*** Block opens ***

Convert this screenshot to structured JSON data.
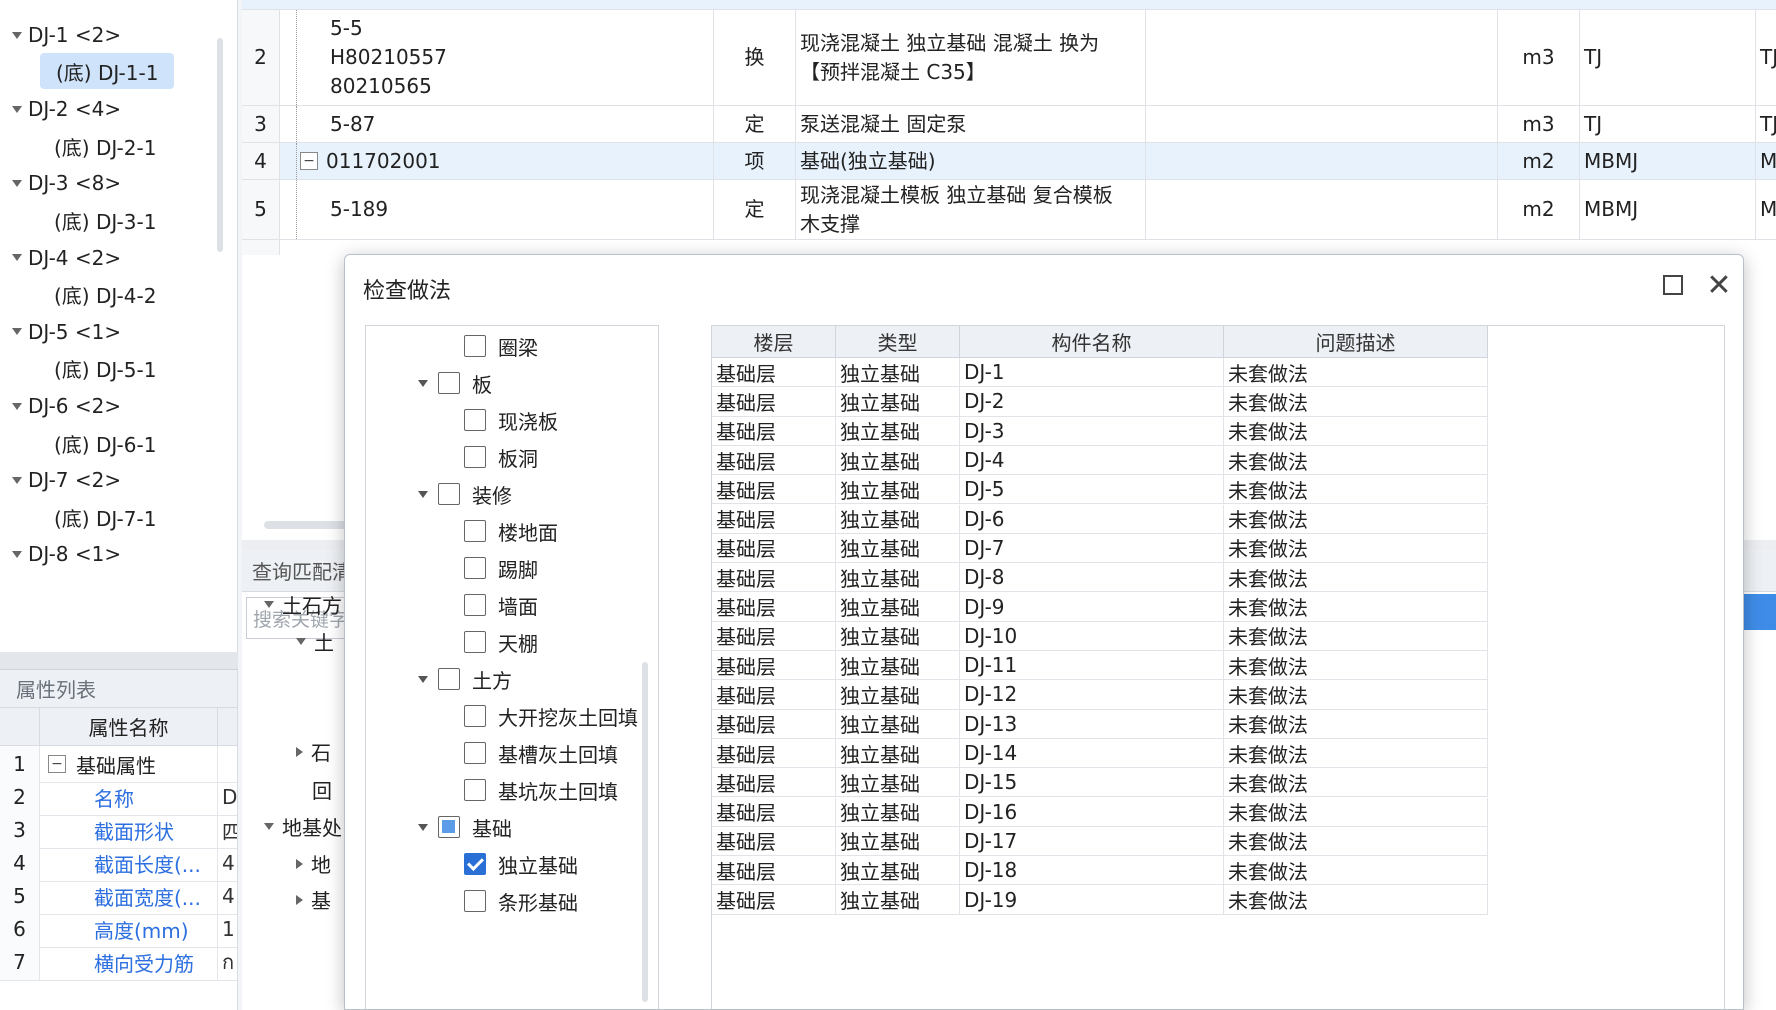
{
  "left_tree": {
    "items": [
      {
        "label": "DJ-1 <2>",
        "level": 0
      },
      {
        "label": "(底) DJ-1-1",
        "level": 1,
        "selected": true
      },
      {
        "label": "DJ-2 <4>",
        "level": 0
      },
      {
        "label": "(底) DJ-2-1",
        "level": 1
      },
      {
        "label": "DJ-3 <8>",
        "level": 0
      },
      {
        "label": "(底) DJ-3-1",
        "level": 1
      },
      {
        "label": "DJ-4 <2>",
        "level": 0
      },
      {
        "label": "(底) DJ-4-2",
        "level": 1
      },
      {
        "label": "DJ-5 <1>",
        "level": 0
      },
      {
        "label": "(底) DJ-5-1",
        "level": 1
      },
      {
        "label": "DJ-6 <2>",
        "level": 0
      },
      {
        "label": "(底) DJ-6-1",
        "level": 1
      },
      {
        "label": "DJ-7 <2>",
        "level": 0
      },
      {
        "label": "(底) DJ-7-1",
        "level": 1
      },
      {
        "label": "DJ-8 <1>",
        "level": 0
      }
    ]
  },
  "prop_panel": {
    "title": "属性列表",
    "header_name": "属性名称",
    "rows": [
      {
        "num": "1",
        "name": "基础属性",
        "group": true,
        "value": ""
      },
      {
        "num": "2",
        "name": "名称",
        "value": "D"
      },
      {
        "num": "3",
        "name": "截面形状",
        "value": "四"
      },
      {
        "num": "4",
        "name": "截面长度(...",
        "value": "4"
      },
      {
        "num": "5",
        "name": "截面宽度(...",
        "value": "4"
      },
      {
        "num": "6",
        "name": "高度(mm)",
        "value": "1"
      },
      {
        "num": "7",
        "name": "横向受力筋",
        "value": "ก"
      }
    ]
  },
  "top_table": {
    "rows": [
      {
        "num": "2",
        "code": "5-5\nH80210557\n80210565",
        "type": "换",
        "name": "现浇混凝土 独立基础 混凝土  换为\n【预拌混凝土 C35】",
        "unit": "m3",
        "expr": "TJ",
        "desc": "TJ<独基体积>"
      },
      {
        "num": "3",
        "code": "5-87",
        "type": "定",
        "name": "泵送混凝土 固定泵",
        "unit": "m3",
        "expr": "TJ",
        "desc": "TJ<独基体积>"
      },
      {
        "num": "4",
        "code": "011702001",
        "type": "项",
        "name": "基础(独立基础)",
        "unit": "m2",
        "expr": "MBMJ",
        "desc": "MBMJ<独基模板面积>",
        "group": true
      },
      {
        "num": "5",
        "code": "5-189",
        "type": "定",
        "name": "现浇混凝土模板 独立基础 复合模板\n木支撑",
        "unit": "m2",
        "expr": "MBMJ",
        "desc": "MBMJ<独基模板面积>"
      }
    ]
  },
  "mid_panel": {
    "title": "查询匹配清",
    "search_placeholder": "搜索关键字",
    "tree": [
      {
        "label": "土石方",
        "arrow": "down"
      },
      {
        "label": "土",
        "arrow": "down"
      },
      {
        "label": "石",
        "arrow": "right"
      },
      {
        "label": "回",
        "arrow": "none"
      },
      {
        "label": "地基处",
        "arrow": "down"
      },
      {
        "label": "地",
        "arrow": "right"
      },
      {
        "label": "基",
        "arrow": "right"
      }
    ]
  },
  "dialog": {
    "title": "检查做法",
    "tree": [
      {
        "label": "圈梁",
        "level": 1,
        "state": "none"
      },
      {
        "label": "板",
        "level": 0,
        "state": "none"
      },
      {
        "label": "现浇板",
        "level": 1,
        "state": "none"
      },
      {
        "label": "板洞",
        "level": 1,
        "state": "none"
      },
      {
        "label": "装修",
        "level": 0,
        "state": "none"
      },
      {
        "label": "楼地面",
        "level": 1,
        "state": "none"
      },
      {
        "label": "踢脚",
        "level": 1,
        "state": "none"
      },
      {
        "label": "墙面",
        "level": 1,
        "state": "none"
      },
      {
        "label": "天棚",
        "level": 1,
        "state": "none"
      },
      {
        "label": "土方",
        "level": 0,
        "state": "none"
      },
      {
        "label": "大开挖灰土回填",
        "level": 1,
        "state": "none"
      },
      {
        "label": "基槽灰土回填",
        "level": 1,
        "state": "none"
      },
      {
        "label": "基坑灰土回填",
        "level": 1,
        "state": "none"
      },
      {
        "label": "基础",
        "level": 0,
        "state": "partial"
      },
      {
        "label": "独立基础",
        "level": 1,
        "state": "checked"
      },
      {
        "label": "条形基础",
        "level": 1,
        "state": "none"
      }
    ],
    "grid": {
      "headers": [
        "楼层",
        "类型",
        "构件名称",
        "问题描述"
      ],
      "rows": [
        [
          "基础层",
          "独立基础",
          "DJ-1",
          "未套做法"
        ],
        [
          "基础层",
          "独立基础",
          "DJ-2",
          "未套做法"
        ],
        [
          "基础层",
          "独立基础",
          "DJ-3",
          "未套做法"
        ],
        [
          "基础层",
          "独立基础",
          "DJ-4",
          "未套做法"
        ],
        [
          "基础层",
          "独立基础",
          "DJ-5",
          "未套做法"
        ],
        [
          "基础层",
          "独立基础",
          "DJ-6",
          "未套做法"
        ],
        [
          "基础层",
          "独立基础",
          "DJ-7",
          "未套做法"
        ],
        [
          "基础层",
          "独立基础",
          "DJ-8",
          "未套做法"
        ],
        [
          "基础层",
          "独立基础",
          "DJ-9",
          "未套做法"
        ],
        [
          "基础层",
          "独立基础",
          "DJ-10",
          "未套做法"
        ],
        [
          "基础层",
          "独立基础",
          "DJ-11",
          "未套做法"
        ],
        [
          "基础层",
          "独立基础",
          "DJ-12",
          "未套做法"
        ],
        [
          "基础层",
          "独立基础",
          "DJ-13",
          "未套做法"
        ],
        [
          "基础层",
          "独立基础",
          "DJ-14",
          "未套做法"
        ],
        [
          "基础层",
          "独立基础",
          "DJ-15",
          "未套做法"
        ],
        [
          "基础层",
          "独立基础",
          "DJ-16",
          "未套做法"
        ],
        [
          "基础层",
          "独立基础",
          "DJ-17",
          "未套做法"
        ],
        [
          "基础层",
          "独立基础",
          "DJ-18",
          "未套做法"
        ],
        [
          "基础层",
          "独立基础",
          "DJ-19",
          "未套做法"
        ]
      ]
    }
  }
}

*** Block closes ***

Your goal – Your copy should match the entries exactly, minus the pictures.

Exercise answer –
Convert this screenshot to structured JSON data.
{
  "left_tree": {
    "items": [
      {
        "label": "DJ-1 <2>",
        "level": 0
      },
      {
        "label": "(底) DJ-1-1",
        "level": 1,
        "selected": true
      },
      {
        "label": "DJ-2 <4>",
        "level": 0
      },
      {
        "label": "(底) DJ-2-1",
        "level": 1
      },
      {
        "label": "DJ-3 <8>",
        "level": 0
      },
      {
        "label": "(底) DJ-3-1",
        "level": 1
      },
      {
        "label": "DJ-4 <2>",
        "level": 0
      },
      {
        "label": "(底) DJ-4-2",
        "level": 1
      },
      {
        "label": "DJ-5 <1>",
        "level": 0
      },
      {
        "label": "(底) DJ-5-1",
        "level": 1
      },
      {
        "label": "DJ-6 <2>",
        "level": 0
      },
      {
        "label": "(底) DJ-6-1",
        "level": 1
      },
      {
        "label": "DJ-7 <2>",
        "level": 0
      },
      {
        "label": "(底) DJ-7-1",
        "level": 1
      },
      {
        "label": "DJ-8 <1>",
        "level": 0
      }
    ]
  },
  "prop_panel": {
    "title": "属性列表",
    "header_name": "属性名称",
    "rows": [
      {
        "num": "1",
        "name": "基础属性",
        "group": true,
        "value": ""
      },
      {
        "num": "2",
        "name": "名称",
        "value": "D"
      },
      {
        "num": "3",
        "name": "截面形状",
        "value": "四"
      },
      {
        "num": "4",
        "name": "截面长度(...",
        "value": "4"
      },
      {
        "num": "5",
        "name": "截面宽度(...",
        "value": "4"
      },
      {
        "num": "6",
        "name": "高度(mm)",
        "value": "1"
      },
      {
        "num": "7",
        "name": "横向受力筋",
        "value": "ก"
      }
    ]
  },
  "top_table": {
    "rows": [
      {
        "num": "2",
        "code": "5-5\nH80210557\n80210565",
        "type": "换",
        "name": "现浇混凝土 独立基础 混凝土  换为\n【预拌混凝土 C35】",
        "unit": "m3",
        "expr": "TJ",
        "desc": "TJ<独基体积>"
      },
      {
        "num": "3",
        "code": "5-87",
        "type": "定",
        "name": "泵送混凝土 固定泵",
        "unit": "m3",
        "expr": "TJ",
        "desc": "TJ<独基体积>"
      },
      {
        "num": "4",
        "code": "011702001",
        "type": "项",
        "name": "基础(独立基础)",
        "unit": "m2",
        "expr": "MBMJ",
        "desc": "MBMJ<独基模板面积>",
        "group": true
      },
      {
        "num": "5",
        "code": "5-189",
        "type": "定",
        "name": "现浇混凝土模板 独立基础 复合模板\n木支撑",
        "unit": "m2",
        "expr": "MBMJ",
        "desc": "MBMJ<独基模板面积>"
      }
    ]
  },
  "mid_panel": {
    "title": "查询匹配清",
    "search_placeholder": "搜索关键字",
    "tree": [
      {
        "label": "土石方",
        "arrow": "down"
      },
      {
        "label": "土",
        "arrow": "down"
      },
      {
        "label": "石",
        "arrow": "right"
      },
      {
        "label": "回",
        "arrow": "none"
      },
      {
        "label": "地基处",
        "arrow": "down"
      },
      {
        "label": "地",
        "arrow": "right"
      },
      {
        "label": "基",
        "arrow": "right"
      }
    ]
  },
  "dialog": {
    "title": "检查做法",
    "tree": [
      {
        "label": "圈梁",
        "level": 1,
        "state": "none"
      },
      {
        "label": "板",
        "level": 0,
        "state": "none"
      },
      {
        "label": "现浇板",
        "level": 1,
        "state": "none"
      },
      {
        "label": "板洞",
        "level": 1,
        "state": "none"
      },
      {
        "label": "装修",
        "level": 0,
        "state": "none"
      },
      {
        "label": "楼地面",
        "level": 1,
        "state": "none"
      },
      {
        "label": "踢脚",
        "level": 1,
        "state": "none"
      },
      {
        "label": "墙面",
        "level": 1,
        "state": "none"
      },
      {
        "label": "天棚",
        "level": 1,
        "state": "none"
      },
      {
        "label": "土方",
        "level": 0,
        "state": "none"
      },
      {
        "label": "大开挖灰土回填",
        "level": 1,
        "state": "none"
      },
      {
        "label": "基槽灰土回填",
        "level": 1,
        "state": "none"
      },
      {
        "label": "基坑灰土回填",
        "level": 1,
        "state": "none"
      },
      {
        "label": "基础",
        "level": 0,
        "state": "partial"
      },
      {
        "label": "独立基础",
        "level": 1,
        "state": "checked"
      },
      {
        "label": "条形基础",
        "level": 1,
        "state": "none"
      }
    ],
    "grid": {
      "headers": [
        "楼层",
        "类型",
        "构件名称",
        "问题描述"
      ],
      "rows": [
        [
          "基础层",
          "独立基础",
          "DJ-1",
          "未套做法"
        ],
        [
          "基础层",
          "独立基础",
          "DJ-2",
          "未套做法"
        ],
        [
          "基础层",
          "独立基础",
          "DJ-3",
          "未套做法"
        ],
        [
          "基础层",
          "独立基础",
          "DJ-4",
          "未套做法"
        ],
        [
          "基础层",
          "独立基础",
          "DJ-5",
          "未套做法"
        ],
        [
          "基础层",
          "独立基础",
          "DJ-6",
          "未套做法"
        ],
        [
          "基础层",
          "独立基础",
          "DJ-7",
          "未套做法"
        ],
        [
          "基础层",
          "独立基础",
          "DJ-8",
          "未套做法"
        ],
        [
          "基础层",
          "独立基础",
          "DJ-9",
          "未套做法"
        ],
        [
          "基础层",
          "独立基础",
          "DJ-10",
          "未套做法"
        ],
        [
          "基础层",
          "独立基础",
          "DJ-11",
          "未套做法"
        ],
        [
          "基础层",
          "独立基础",
          "DJ-12",
          "未套做法"
        ],
        [
          "基础层",
          "独立基础",
          "DJ-13",
          "未套做法"
        ],
        [
          "基础层",
          "独立基础",
          "DJ-14",
          "未套做法"
        ],
        [
          "基础层",
          "独立基础",
          "DJ-15",
          "未套做法"
        ],
        [
          "基础层",
          "独立基础",
          "DJ-16",
          "未套做法"
        ],
        [
          "基础层",
          "独立基础",
          "DJ-17",
          "未套做法"
        ],
        [
          "基础层",
          "独立基础",
          "DJ-18",
          "未套做法"
        ],
        [
          "基础层",
          "独立基础",
          "DJ-19",
          "未套做法"
        ]
      ]
    }
  }
}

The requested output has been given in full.